Reading the records below, find how many lines include the word "selected" and give that number alone.

(Data about app and page elements)
*** Begin section ***

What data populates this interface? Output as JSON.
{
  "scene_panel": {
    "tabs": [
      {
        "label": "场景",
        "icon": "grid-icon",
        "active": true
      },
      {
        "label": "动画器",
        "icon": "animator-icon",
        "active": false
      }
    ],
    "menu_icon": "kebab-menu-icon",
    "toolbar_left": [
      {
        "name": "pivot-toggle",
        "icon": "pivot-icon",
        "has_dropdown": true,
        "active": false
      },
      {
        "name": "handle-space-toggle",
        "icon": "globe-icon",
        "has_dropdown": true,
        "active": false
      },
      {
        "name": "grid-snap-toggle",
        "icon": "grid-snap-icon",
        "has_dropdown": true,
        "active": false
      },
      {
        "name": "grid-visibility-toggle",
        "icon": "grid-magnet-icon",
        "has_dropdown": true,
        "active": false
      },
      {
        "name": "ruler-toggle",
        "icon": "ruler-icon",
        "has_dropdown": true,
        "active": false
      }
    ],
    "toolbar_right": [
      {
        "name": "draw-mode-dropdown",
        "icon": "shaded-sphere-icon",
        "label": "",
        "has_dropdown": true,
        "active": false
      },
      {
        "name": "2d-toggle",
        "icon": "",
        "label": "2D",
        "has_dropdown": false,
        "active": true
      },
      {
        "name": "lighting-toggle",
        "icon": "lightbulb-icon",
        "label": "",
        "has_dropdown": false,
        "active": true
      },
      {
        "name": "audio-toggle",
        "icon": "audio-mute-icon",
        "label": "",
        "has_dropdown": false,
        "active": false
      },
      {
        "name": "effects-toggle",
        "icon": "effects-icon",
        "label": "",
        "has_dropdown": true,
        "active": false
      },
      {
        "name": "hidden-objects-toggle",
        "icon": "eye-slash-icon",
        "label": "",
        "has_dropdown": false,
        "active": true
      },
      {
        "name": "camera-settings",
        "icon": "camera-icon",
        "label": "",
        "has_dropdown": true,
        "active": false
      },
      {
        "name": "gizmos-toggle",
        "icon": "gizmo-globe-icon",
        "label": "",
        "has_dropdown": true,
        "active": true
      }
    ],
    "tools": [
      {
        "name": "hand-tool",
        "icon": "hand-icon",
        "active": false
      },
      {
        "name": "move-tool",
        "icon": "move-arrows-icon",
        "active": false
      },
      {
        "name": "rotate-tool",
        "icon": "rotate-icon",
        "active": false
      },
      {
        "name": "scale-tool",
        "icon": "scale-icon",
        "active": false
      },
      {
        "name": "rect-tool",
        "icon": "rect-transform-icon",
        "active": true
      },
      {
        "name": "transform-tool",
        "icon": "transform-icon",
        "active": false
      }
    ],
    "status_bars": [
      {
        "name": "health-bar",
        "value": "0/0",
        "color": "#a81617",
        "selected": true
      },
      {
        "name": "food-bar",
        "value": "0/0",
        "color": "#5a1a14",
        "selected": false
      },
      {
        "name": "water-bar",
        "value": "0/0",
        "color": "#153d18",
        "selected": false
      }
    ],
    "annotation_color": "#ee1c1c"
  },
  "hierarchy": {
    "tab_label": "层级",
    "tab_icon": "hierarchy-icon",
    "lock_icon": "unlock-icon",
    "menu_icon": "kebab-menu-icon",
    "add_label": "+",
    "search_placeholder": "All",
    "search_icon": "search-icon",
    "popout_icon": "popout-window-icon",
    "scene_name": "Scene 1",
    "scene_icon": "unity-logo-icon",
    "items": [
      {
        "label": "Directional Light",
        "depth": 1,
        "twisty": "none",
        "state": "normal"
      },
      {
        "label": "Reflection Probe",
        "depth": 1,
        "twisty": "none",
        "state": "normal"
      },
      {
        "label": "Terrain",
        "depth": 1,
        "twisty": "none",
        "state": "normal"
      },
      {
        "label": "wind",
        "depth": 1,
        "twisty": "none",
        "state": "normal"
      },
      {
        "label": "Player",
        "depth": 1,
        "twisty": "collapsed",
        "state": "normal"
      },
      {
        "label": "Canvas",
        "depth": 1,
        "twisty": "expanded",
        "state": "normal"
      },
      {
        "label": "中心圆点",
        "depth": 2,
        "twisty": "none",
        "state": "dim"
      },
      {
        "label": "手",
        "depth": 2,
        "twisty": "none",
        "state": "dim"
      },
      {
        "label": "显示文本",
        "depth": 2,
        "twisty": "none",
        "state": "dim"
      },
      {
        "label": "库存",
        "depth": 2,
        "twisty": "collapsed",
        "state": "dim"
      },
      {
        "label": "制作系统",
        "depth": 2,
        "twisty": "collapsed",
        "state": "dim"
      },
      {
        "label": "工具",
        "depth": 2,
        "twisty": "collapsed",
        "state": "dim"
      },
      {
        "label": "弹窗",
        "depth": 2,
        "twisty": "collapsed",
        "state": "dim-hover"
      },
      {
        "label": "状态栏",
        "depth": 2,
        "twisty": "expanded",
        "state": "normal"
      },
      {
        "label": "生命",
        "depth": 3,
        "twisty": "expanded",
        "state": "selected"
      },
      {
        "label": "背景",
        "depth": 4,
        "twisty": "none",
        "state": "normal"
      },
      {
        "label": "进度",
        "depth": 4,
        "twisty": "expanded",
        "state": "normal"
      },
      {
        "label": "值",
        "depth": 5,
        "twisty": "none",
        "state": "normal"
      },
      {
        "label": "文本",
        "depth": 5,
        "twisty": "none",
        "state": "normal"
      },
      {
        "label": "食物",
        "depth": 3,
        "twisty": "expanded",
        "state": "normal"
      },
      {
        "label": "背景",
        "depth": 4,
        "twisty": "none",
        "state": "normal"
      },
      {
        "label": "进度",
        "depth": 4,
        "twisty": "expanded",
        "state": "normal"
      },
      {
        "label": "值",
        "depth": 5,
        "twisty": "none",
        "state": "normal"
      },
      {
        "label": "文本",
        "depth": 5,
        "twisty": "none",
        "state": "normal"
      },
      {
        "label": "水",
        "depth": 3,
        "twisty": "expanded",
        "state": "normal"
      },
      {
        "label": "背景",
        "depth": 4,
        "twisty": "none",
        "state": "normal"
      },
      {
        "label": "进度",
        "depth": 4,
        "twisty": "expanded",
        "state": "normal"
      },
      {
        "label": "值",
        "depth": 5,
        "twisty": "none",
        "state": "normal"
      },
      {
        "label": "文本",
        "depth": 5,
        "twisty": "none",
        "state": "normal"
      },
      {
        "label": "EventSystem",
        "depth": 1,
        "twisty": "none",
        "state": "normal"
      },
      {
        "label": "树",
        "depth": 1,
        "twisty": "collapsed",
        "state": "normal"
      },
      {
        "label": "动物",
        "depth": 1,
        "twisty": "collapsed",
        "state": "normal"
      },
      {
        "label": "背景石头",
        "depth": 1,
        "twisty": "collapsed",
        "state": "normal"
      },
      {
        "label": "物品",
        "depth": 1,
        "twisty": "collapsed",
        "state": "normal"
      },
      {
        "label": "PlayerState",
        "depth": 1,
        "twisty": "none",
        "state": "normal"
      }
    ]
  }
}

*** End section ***

Solved exercise:
4